• Task item
From the entries below, tally the lines with "sender" in them and reply with that figure only.

• Source data
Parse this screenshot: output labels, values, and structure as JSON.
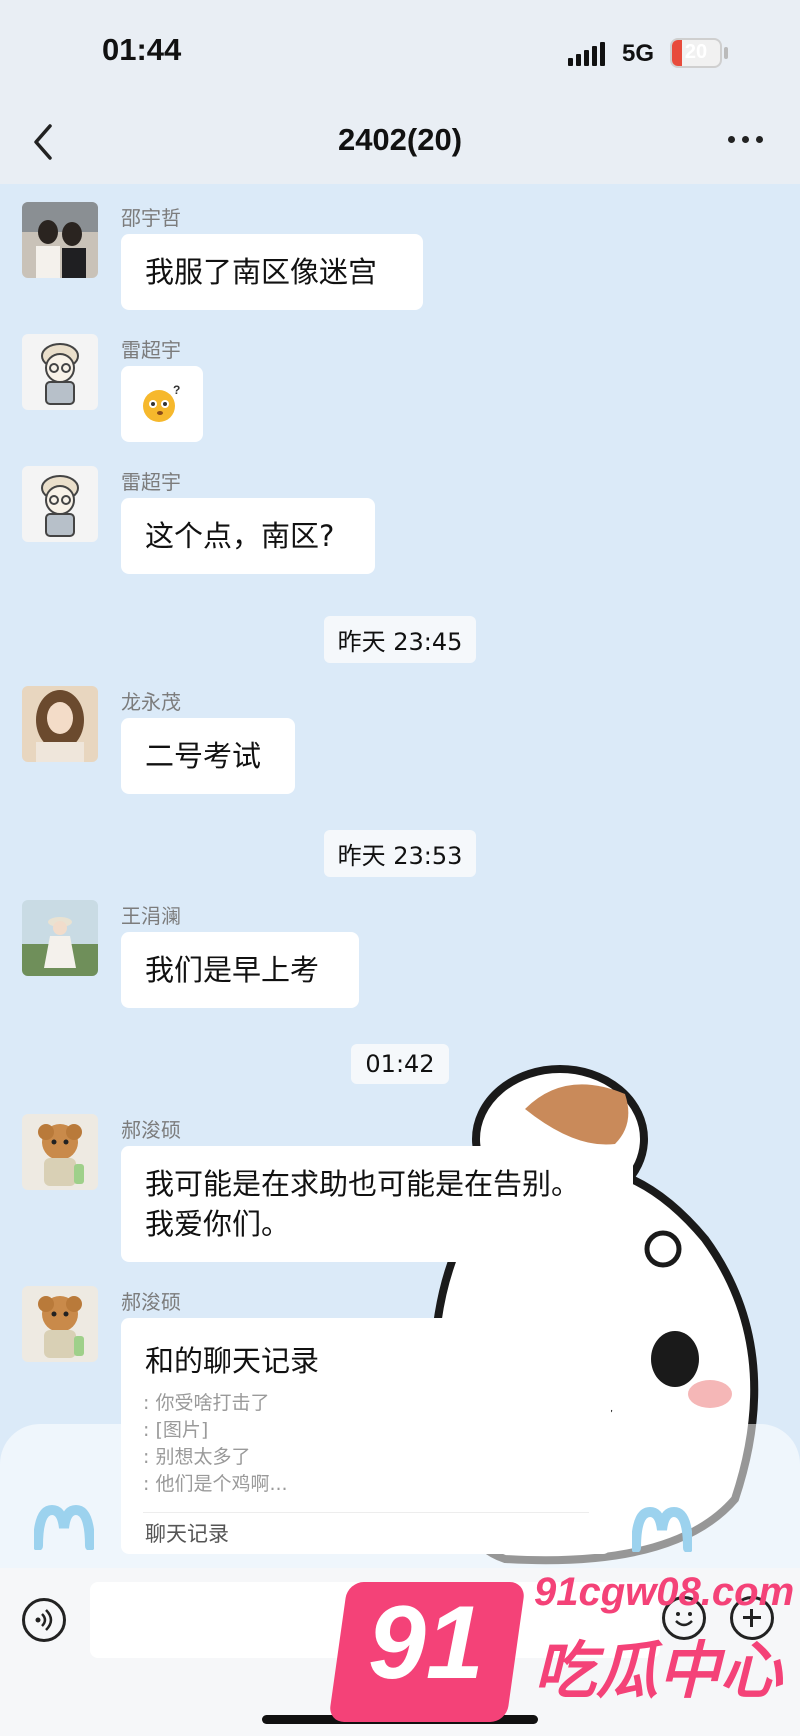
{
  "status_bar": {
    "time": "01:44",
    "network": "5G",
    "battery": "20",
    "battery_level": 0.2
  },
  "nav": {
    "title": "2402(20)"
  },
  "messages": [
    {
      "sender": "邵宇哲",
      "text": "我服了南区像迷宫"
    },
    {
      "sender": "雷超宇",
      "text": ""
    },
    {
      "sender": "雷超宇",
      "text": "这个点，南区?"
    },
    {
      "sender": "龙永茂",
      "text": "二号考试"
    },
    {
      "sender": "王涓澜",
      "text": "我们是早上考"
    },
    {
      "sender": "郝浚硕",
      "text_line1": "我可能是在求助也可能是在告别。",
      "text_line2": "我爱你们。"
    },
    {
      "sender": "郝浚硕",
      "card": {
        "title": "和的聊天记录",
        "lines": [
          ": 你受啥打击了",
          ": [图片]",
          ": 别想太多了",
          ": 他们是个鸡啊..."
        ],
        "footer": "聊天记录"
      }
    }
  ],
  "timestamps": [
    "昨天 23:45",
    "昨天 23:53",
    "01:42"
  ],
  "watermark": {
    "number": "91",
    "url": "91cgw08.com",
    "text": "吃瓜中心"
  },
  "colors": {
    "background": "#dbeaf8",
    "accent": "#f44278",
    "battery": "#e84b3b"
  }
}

• Task result
7